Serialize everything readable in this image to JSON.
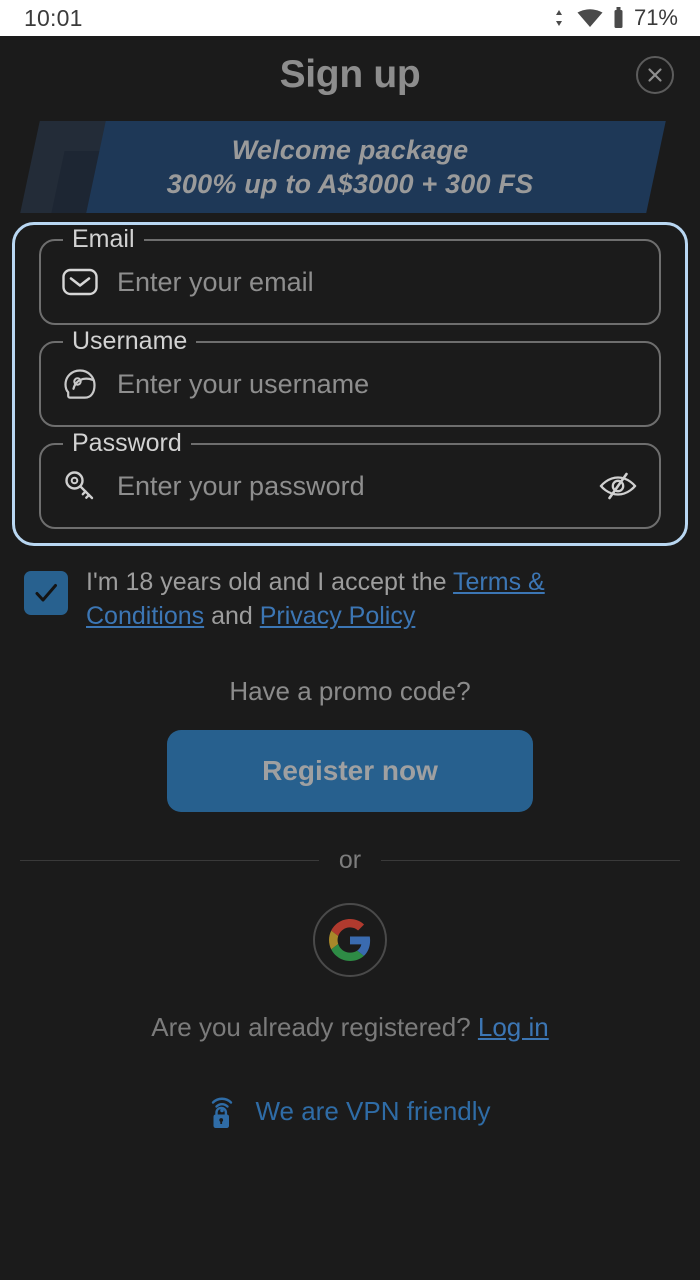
{
  "statusbar": {
    "time": "10:01",
    "battery": "71%",
    "icons": [
      "data-transfer-icon",
      "wifi-icon",
      "battery-icon"
    ]
  },
  "header": {
    "title": "Sign up",
    "close_icon": "close-icon"
  },
  "banner": {
    "line1": "Welcome package",
    "line2": "300% up to A$3000 + 300 FS",
    "bg_color": "#1e3857",
    "text_color": "#9a9a9a"
  },
  "form": {
    "focus_ring_color": "#b9d7f2",
    "fields": [
      {
        "id": "email",
        "label": "Email",
        "placeholder": "Enter your email",
        "value": "",
        "icon": "envelope-icon"
      },
      {
        "id": "username",
        "label": "Username",
        "placeholder": "Enter your username",
        "value": "",
        "icon": "helmet-icon"
      },
      {
        "id": "password",
        "label": "Password",
        "placeholder": "Enter your password",
        "value": "",
        "icon": "key-icon",
        "trailing_icon": "eye-off-icon"
      }
    ]
  },
  "terms": {
    "checked": true,
    "checkbox_color": "#28618f",
    "text_before": "I'm 18 years old and I accept the ",
    "link_terms": "Terms & Conditions",
    "text_middle": " and ",
    "link_privacy": "Privacy Policy",
    "link_color": "#3c76b4"
  },
  "promo": {
    "label": "Have a promo code?"
  },
  "register": {
    "label": "Register now",
    "bg_color": "#27608e",
    "text_color": "#9fa0a1"
  },
  "divider": {
    "label": "or"
  },
  "social": {
    "google_icon": "google-icon"
  },
  "footer": {
    "login_prompt": "Are you already registered? ",
    "login_link": "Log in",
    "vpn_icon": "vpn-lock-icon",
    "vpn_text": "We are VPN friendly",
    "vpn_color": "#2f6ca6"
  }
}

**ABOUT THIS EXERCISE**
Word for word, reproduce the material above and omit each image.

**TASK SOLUTION**
Serialize everything readable in this image to JSON.
{
  "statusbar": {
    "time": "10:01",
    "battery": "71%",
    "icons": [
      "data-transfer-icon",
      "wifi-icon",
      "battery-icon"
    ]
  },
  "header": {
    "title": "Sign up",
    "close_icon": "close-icon"
  },
  "banner": {
    "line1": "Welcome package",
    "line2": "300% up to A$3000 + 300 FS",
    "bg_color": "#1e3857",
    "text_color": "#9a9a9a"
  },
  "form": {
    "focus_ring_color": "#b9d7f2",
    "fields": [
      {
        "id": "email",
        "label": "Email",
        "placeholder": "Enter your email",
        "value": "",
        "icon": "envelope-icon"
      },
      {
        "id": "username",
        "label": "Username",
        "placeholder": "Enter your username",
        "value": "",
        "icon": "helmet-icon"
      },
      {
        "id": "password",
        "label": "Password",
        "placeholder": "Enter your password",
        "value": "",
        "icon": "key-icon",
        "trailing_icon": "eye-off-icon"
      }
    ]
  },
  "terms": {
    "checked": true,
    "checkbox_color": "#28618f",
    "text_before": "I'm 18 years old and I accept the ",
    "link_terms": "Terms & Conditions",
    "text_middle": " and ",
    "link_privacy": "Privacy Policy",
    "link_color": "#3c76b4"
  },
  "promo": {
    "label": "Have a promo code?"
  },
  "register": {
    "label": "Register now",
    "bg_color": "#27608e",
    "text_color": "#9fa0a1"
  },
  "divider": {
    "label": "or"
  },
  "social": {
    "google_icon": "google-icon"
  },
  "footer": {
    "login_prompt": "Are you already registered? ",
    "login_link": "Log in",
    "vpn_icon": "vpn-lock-icon",
    "vpn_text": "We are VPN friendly",
    "vpn_color": "#2f6ca6"
  }
}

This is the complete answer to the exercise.